Entries from a dataset of interfaces
^^^^^^^^

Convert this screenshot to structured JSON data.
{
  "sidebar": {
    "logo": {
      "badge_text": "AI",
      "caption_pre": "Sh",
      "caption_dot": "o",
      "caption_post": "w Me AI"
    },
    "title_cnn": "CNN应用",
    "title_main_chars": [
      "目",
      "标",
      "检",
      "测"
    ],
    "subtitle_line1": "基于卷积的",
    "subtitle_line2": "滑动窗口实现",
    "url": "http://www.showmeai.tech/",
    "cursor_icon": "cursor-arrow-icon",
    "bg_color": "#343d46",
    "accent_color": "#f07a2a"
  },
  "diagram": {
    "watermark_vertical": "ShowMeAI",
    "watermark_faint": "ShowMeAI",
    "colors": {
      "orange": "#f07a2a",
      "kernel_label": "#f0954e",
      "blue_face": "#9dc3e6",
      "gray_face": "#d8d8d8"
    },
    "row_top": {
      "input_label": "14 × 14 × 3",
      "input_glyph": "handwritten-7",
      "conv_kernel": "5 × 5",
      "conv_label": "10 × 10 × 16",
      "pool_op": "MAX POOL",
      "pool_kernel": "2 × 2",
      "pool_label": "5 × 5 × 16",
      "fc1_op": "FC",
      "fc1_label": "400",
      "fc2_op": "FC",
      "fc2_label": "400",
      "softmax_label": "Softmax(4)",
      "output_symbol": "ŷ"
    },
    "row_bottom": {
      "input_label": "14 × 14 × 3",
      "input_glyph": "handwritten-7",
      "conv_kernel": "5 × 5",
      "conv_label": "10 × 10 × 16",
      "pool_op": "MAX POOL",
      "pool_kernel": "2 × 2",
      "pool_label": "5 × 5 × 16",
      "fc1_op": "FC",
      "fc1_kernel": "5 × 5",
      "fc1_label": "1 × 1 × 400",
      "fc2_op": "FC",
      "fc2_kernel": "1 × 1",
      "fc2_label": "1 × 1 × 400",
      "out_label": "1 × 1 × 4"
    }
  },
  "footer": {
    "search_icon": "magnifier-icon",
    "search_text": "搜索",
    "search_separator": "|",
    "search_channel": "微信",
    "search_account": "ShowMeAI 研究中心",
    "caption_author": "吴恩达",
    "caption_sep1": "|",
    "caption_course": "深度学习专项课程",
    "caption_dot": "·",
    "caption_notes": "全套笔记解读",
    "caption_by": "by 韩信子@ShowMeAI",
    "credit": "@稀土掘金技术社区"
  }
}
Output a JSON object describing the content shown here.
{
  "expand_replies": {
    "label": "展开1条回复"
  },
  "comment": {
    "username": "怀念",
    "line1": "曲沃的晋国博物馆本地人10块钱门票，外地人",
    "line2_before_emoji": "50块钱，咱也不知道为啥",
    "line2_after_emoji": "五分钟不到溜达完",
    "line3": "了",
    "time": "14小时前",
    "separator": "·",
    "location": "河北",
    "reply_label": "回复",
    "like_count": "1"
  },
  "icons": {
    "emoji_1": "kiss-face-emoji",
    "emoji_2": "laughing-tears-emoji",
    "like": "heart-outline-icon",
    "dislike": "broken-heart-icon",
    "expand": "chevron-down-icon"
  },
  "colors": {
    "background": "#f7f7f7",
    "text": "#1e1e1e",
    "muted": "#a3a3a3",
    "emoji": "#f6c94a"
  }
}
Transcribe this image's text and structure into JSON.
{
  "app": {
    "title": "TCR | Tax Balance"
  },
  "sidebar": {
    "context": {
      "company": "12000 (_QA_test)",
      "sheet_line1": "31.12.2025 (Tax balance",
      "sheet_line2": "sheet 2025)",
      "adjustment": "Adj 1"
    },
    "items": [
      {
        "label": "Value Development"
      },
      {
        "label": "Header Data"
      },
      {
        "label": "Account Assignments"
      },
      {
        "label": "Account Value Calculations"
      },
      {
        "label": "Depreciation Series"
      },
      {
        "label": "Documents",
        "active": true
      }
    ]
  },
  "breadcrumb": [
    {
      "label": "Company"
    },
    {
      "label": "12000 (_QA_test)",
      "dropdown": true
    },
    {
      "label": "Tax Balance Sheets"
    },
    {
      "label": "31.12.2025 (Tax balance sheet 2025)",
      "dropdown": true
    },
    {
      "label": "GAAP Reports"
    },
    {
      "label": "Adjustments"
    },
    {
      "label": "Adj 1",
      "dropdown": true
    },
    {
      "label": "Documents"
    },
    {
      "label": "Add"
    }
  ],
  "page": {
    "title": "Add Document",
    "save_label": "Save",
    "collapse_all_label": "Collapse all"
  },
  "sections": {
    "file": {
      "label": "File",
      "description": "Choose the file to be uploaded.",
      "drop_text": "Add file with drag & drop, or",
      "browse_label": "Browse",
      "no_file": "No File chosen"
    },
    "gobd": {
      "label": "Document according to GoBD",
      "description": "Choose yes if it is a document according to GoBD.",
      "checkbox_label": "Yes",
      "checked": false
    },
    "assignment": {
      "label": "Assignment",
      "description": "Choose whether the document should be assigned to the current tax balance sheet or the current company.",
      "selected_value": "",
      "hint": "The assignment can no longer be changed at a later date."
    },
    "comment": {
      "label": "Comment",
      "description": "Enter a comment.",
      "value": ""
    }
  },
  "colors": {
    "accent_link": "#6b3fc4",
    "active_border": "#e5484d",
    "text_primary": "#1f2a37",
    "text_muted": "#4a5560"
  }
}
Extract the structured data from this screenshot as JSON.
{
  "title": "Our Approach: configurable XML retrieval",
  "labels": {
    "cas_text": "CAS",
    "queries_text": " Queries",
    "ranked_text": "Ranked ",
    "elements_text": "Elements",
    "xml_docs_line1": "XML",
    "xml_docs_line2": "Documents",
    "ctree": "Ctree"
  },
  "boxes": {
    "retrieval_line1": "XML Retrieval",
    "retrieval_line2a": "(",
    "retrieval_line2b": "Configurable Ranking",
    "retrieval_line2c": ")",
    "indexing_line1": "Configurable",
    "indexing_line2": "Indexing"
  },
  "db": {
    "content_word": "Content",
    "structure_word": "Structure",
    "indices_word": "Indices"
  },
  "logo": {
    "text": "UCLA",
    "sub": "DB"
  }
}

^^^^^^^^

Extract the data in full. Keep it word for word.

Reply to the exercise:
Convert this screenshot to structured JSON data.
{
  "sidebar": {
    "logo": {
      "badge_text": "AI",
      "caption_pre": "Sh",
      "caption_dot": "o",
      "caption_post": "w Me AI"
    },
    "title_cnn": "CNN应用",
    "title_main_chars": [
      "目",
      "标",
      "检",
      "测"
    ],
    "subtitle_line1": "基于卷积的",
    "subtitle_line2": "滑动窗口实现",
    "url": "http://www.showmeai.tech/",
    "cursor_icon": "cursor-arrow-icon",
    "bg_color": "#343d46",
    "accent_color": "#f07a2a"
  },
  "diagram": {
    "watermark_vertical": "ShowMeAI",
    "watermark_faint": "ShowMeAI",
    "colors": {
      "orange": "#f07a2a",
      "kernel_label": "#f0954e",
      "blue_face": "#9dc3e6",
      "gray_face": "#d8d8d8"
    },
    "row_top": {
      "input_label": "14 × 14 × 3",
      "input_glyph": "handwritten-7",
      "conv_kernel": "5 × 5",
      "conv_label": "10 × 10 × 16",
      "pool_op": "MAX POOL",
      "pool_kernel": "2 × 2",
      "pool_label": "5 × 5 × 16",
      "fc1_op": "FC",
      "fc1_label": "400",
      "fc2_op": "FC",
      "fc2_label": "400",
      "softmax_label": "Softmax(4)",
      "output_symbol": "ŷ"
    },
    "row_bottom": {
      "input_label": "14 × 14 × 3",
      "input_glyph": "handwritten-7",
      "conv_kernel": "5 × 5",
      "conv_label": "10 × 10 × 16",
      "pool_op": "MAX POOL",
      "pool_kernel": "2 × 2",
      "pool_label": "5 × 5 × 16",
      "fc1_op": "FC",
      "fc1_kernel": "5 × 5",
      "fc1_label": "1 × 1 × 400",
      "fc2_op": "FC",
      "fc2_kernel": "1 × 1",
      "fc2_label": "1 × 1 × 400",
      "out_label": "1 × 1 × 4"
    }
  },
  "footer": {
    "search_icon": "magnifier-icon",
    "search_text": "搜索",
    "search_separator": "|",
    "search_channel": "微信",
    "search_account": "ShowMeAI 研究中心",
    "caption_author": "吴恩达",
    "caption_sep1": "|",
    "caption_course": "深度学习专项课程",
    "caption_dot": "·",
    "caption_notes": "全套笔记解读",
    "caption_by": "by 韩信子@ShowMeAI",
    "credit": "@稀土掘金技术社区"
  }
}
Output a JSON object describing the content shown here.
{
  "expand_replies": {
    "label": "展开1条回复"
  },
  "comment": {
    "username": "怀念",
    "line1": "曲沃的晋国博物馆本地人10块钱门票，外地人",
    "line2_before_emoji": "50块钱，咱也不知道为啥",
    "line2_after_emoji": "五分钟不到溜达完",
    "line3": "了",
    "time": "14小时前",
    "separator": "·",
    "location": "河北",
    "reply_label": "回复",
    "like_count": "1"
  },
  "icons": {
    "emoji_1": "kiss-face-emoji",
    "emoji_2": "laughing-tears-emoji",
    "like": "heart-outline-icon",
    "dislike": "broken-heart-icon",
    "expand": "chevron-down-icon"
  },
  "colors": {
    "background": "#f7f7f7",
    "text": "#1e1e1e",
    "muted": "#a3a3a3",
    "emoji": "#f6c94a"
  }
}
Transcribe this image's text and structure into JSON.
{
  "app": {
    "title": "TCR | Tax Balance"
  },
  "sidebar": {
    "context": {
      "company": "12000 (_QA_test)",
      "sheet_line1": "31.12.2025 (Tax balance",
      "sheet_line2": "sheet 2025)",
      "adjustment": "Adj 1"
    },
    "items": [
      {
        "label": "Value Development"
      },
      {
        "label": "Header Data"
      },
      {
        "label": "Account Assignments"
      },
      {
        "label": "Account Value Calculations"
      },
      {
        "label": "Depreciation Series"
      },
      {
        "label": "Documents",
        "active": true
      }
    ]
  },
  "breadcrumb": [
    {
      "label": "Company"
    },
    {
      "label": "12000 (_QA_test)",
      "dropdown": true
    },
    {
      "label": "Tax Balance Sheets"
    },
    {
      "label": "31.12.2025 (Tax balance sheet 2025)",
      "dropdown": true
    },
    {
      "label": "GAAP Reports"
    },
    {
      "label": "Adjustments"
    },
    {
      "label": "Adj 1",
      "dropdown": true
    },
    {
      "label": "Documents"
    },
    {
      "label": "Add"
    }
  ],
  "page": {
    "title": "Add Document",
    "save_label": "Save",
    "collapse_all_label": "Collapse all"
  },
  "sections": {
    "file": {
      "label": "File",
      "description": "Choose the file to be uploaded.",
      "drop_text": "Add file with drag & drop, or",
      "browse_label": "Browse",
      "no_file": "No File chosen"
    },
    "gobd": {
      "label": "Document according to GoBD",
      "description": "Choose yes if it is a document according to GoBD.",
      "checkbox_label": "Yes",
      "checked": false
    },
    "assignment": {
      "label": "Assignment",
      "description": "Choose whether the document should be assigned to the current tax balance sheet or the current company.",
      "selected_value": "",
      "hint": "The assignment can no longer be changed at a later date."
    },
    "comment": {
      "label": "Comment",
      "description": "Enter a comment.",
      "value": ""
    }
  },
  "colors": {
    "accent_link": "#6b3fc4",
    "active_border": "#e5484d",
    "text_primary": "#1f2a37",
    "text_muted": "#4a5560"
  }
}
Extract the structured data from this screenshot as JSON.
{
  "title": "Our Approach: configurable XML retrieval",
  "labels": {
    "cas_text": "CAS",
    "queries_text": " Queries",
    "ranked_text": "Ranked ",
    "elements_text": "Elements",
    "xml_docs_line1": "XML",
    "xml_docs_line2": "Documents",
    "ctree": "Ctree"
  },
  "boxes": {
    "retrieval_line1": "XML Retrieval",
    "retrieval_line2a": "(",
    "retrieval_line2b": "Configurable Ranking",
    "retrieval_line2c": ")",
    "indexing_line1": "Configurable",
    "indexing_line2": "Indexing"
  },
  "db": {
    "content_word": "Content",
    "structure_word": "Structure",
    "indices_word": "Indices"
  },
  "logo": {
    "text": "UCLA",
    "sub": "DB"
  }
}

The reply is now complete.